* Directions for this task
Look through the listing below, and wherever a line has the string "screenshot", pull it out.

* Listed records

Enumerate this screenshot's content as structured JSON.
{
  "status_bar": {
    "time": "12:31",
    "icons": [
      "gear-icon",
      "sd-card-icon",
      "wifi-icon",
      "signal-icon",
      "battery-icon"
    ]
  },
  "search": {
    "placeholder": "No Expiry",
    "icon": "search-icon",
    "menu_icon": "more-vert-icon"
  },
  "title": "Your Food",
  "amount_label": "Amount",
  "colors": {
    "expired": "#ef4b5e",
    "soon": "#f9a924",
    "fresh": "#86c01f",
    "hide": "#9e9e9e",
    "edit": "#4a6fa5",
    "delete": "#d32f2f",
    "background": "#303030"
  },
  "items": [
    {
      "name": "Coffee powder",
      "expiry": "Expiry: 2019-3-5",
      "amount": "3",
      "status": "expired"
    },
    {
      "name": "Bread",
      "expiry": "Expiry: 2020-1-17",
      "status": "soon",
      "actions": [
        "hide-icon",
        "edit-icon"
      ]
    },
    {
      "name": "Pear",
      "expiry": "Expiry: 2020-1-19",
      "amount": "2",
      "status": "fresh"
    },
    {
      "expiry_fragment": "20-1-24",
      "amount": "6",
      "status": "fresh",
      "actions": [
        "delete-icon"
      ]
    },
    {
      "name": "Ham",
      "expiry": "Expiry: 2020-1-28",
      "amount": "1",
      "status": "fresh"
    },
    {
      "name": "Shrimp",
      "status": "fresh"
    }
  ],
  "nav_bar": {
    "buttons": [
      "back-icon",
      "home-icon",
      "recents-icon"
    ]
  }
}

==

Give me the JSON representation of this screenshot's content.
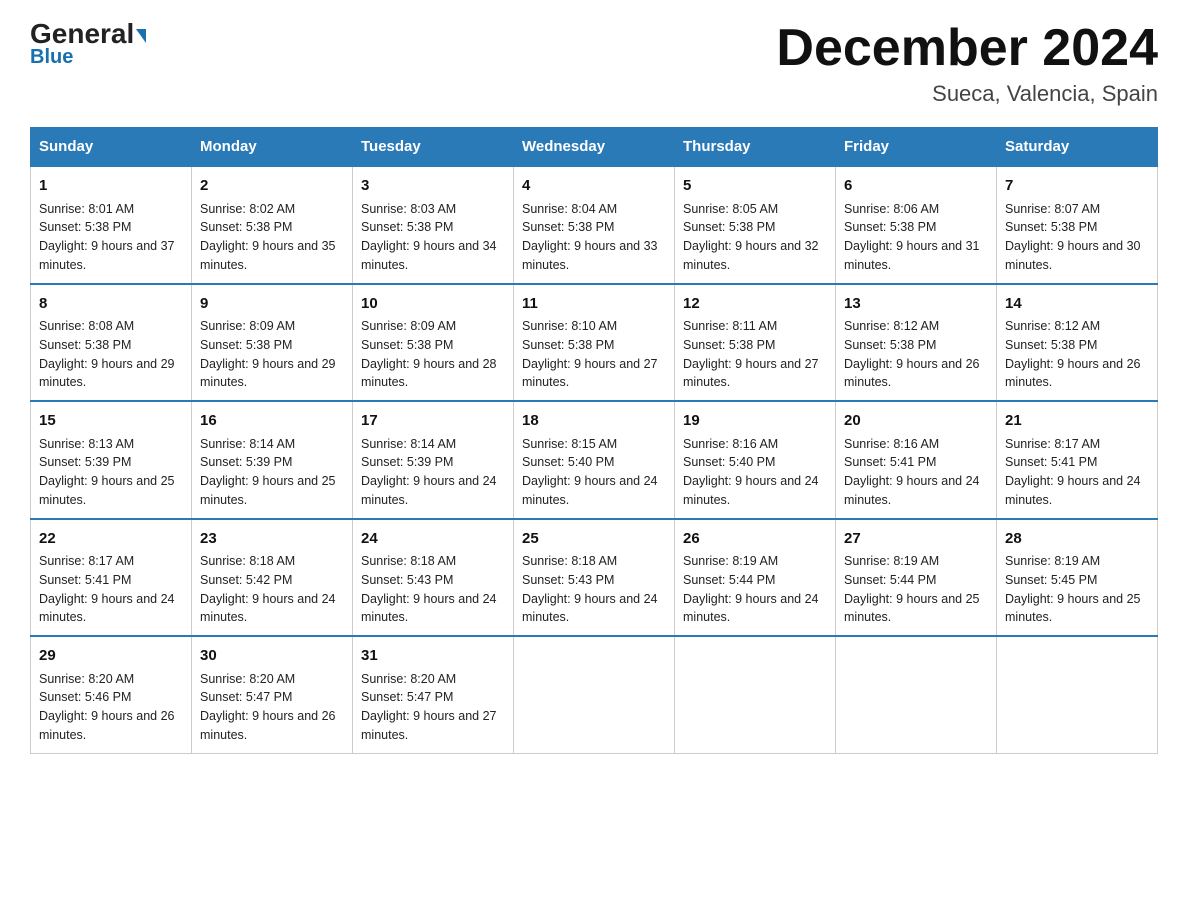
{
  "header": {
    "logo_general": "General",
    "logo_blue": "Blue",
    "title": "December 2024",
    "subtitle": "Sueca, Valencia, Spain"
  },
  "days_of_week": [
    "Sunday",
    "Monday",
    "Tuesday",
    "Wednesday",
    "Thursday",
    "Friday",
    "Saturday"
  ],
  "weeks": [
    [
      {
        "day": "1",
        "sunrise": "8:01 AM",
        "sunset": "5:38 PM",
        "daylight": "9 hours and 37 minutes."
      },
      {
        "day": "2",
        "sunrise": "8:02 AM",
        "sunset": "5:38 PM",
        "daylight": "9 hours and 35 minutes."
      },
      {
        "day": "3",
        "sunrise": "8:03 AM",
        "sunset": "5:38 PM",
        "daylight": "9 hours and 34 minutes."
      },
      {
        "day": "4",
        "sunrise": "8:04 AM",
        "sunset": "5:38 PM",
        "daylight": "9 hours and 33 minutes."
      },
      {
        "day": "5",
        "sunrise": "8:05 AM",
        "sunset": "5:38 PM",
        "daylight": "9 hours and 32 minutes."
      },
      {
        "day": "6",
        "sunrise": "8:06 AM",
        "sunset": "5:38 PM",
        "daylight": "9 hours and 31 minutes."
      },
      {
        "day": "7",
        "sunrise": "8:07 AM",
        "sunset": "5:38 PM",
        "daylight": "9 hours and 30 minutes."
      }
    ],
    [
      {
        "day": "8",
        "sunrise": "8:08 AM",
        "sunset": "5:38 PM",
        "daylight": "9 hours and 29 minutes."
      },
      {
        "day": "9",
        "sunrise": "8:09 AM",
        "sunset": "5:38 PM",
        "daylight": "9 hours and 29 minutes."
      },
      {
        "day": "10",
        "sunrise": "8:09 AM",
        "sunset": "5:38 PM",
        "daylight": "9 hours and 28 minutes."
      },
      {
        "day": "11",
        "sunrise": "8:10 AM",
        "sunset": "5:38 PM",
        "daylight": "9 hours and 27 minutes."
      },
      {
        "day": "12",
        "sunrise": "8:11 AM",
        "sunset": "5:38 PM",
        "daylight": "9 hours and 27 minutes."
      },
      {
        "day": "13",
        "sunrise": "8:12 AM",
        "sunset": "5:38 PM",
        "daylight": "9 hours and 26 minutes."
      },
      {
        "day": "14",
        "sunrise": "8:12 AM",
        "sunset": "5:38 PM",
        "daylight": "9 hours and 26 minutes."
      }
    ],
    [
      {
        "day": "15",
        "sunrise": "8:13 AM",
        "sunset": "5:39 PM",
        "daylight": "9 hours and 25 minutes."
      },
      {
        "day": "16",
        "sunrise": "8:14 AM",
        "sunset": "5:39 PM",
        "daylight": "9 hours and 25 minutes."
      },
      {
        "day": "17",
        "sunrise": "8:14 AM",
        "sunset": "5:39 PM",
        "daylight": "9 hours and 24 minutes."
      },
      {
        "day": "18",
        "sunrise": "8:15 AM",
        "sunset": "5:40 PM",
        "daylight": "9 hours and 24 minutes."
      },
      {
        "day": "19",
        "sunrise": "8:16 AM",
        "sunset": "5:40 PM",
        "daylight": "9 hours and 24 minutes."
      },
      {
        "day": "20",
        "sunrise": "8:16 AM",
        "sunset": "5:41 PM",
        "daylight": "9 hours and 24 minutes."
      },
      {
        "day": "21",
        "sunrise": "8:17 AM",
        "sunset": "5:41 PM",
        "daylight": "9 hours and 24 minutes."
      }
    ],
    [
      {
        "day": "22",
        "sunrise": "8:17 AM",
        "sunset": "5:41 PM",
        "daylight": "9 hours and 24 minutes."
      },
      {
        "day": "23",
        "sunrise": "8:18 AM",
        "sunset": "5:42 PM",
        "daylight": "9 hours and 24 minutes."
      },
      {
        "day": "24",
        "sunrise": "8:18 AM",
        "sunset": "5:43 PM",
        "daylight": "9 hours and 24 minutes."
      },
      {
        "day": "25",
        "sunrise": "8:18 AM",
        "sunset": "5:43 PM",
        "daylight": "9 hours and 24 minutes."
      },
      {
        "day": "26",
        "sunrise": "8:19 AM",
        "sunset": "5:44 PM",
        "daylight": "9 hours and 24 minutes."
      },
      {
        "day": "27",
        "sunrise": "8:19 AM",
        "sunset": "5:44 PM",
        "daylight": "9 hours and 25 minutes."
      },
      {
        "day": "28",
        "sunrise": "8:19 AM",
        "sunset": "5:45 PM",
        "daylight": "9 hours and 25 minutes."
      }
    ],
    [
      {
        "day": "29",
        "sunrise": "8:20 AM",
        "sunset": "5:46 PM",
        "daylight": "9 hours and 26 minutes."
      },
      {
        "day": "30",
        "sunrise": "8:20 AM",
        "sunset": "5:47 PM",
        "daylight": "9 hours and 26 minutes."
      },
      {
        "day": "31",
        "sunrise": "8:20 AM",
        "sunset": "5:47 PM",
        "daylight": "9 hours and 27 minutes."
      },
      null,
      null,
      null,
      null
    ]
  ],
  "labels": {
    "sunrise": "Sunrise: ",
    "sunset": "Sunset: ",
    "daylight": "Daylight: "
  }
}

* Exercise result
Enumerate this screenshot's content as structured JSON.
Give me the JSON representation of this screenshot's content.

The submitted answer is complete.